Reproduce the data shown below exactly.

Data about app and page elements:
------------------------------------------------

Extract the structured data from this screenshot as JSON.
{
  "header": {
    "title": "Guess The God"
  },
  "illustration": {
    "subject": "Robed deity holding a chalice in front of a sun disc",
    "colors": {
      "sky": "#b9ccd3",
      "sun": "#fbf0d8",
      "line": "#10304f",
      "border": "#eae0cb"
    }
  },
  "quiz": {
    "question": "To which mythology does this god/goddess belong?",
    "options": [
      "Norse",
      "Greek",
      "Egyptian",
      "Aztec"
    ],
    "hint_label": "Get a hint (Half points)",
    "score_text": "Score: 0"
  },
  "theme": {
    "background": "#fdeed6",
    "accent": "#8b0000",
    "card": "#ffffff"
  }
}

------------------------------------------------

Expected answer:
Extract the structured data from this screenshot as JSON.
{
  "header": {
    "title": "Guess The God"
  },
  "illustration": {
    "subject": "Robed deity holding a chalice in front of a sun disc",
    "colors": {
      "sky": "#b9ccd3",
      "sun": "#fbf0d8",
      "line": "#10304f",
      "border": "#eae0cb"
    }
  },
  "quiz": {
    "question": "To which mythology does this god/goddess belong?",
    "options": [
      "Norse",
      "Greek",
      "Egyptian",
      "Aztec"
    ],
    "hint_label": "Get a hint (Half points)",
    "score_text": "Score: 0"
  },
  "theme": {
    "background": "#fdeed6",
    "accent": "#8b0000",
    "card": "#ffffff"
  }
}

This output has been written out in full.